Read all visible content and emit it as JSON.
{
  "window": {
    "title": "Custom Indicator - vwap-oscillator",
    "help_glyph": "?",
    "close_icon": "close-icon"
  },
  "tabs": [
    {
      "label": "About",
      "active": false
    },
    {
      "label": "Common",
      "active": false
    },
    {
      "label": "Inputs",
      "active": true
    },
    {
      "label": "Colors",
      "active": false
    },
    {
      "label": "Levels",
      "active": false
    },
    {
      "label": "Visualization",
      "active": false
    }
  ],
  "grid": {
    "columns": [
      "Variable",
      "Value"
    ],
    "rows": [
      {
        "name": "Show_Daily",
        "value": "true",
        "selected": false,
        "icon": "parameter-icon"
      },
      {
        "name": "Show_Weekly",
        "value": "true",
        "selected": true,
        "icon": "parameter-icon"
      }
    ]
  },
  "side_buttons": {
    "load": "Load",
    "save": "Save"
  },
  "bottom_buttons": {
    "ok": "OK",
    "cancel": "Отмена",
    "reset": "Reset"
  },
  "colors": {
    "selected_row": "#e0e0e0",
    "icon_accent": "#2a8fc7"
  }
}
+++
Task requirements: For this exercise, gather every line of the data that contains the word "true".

Response to the exercise:
      "active": true
        "value": "true",
        "value": "true",
        "selected": true,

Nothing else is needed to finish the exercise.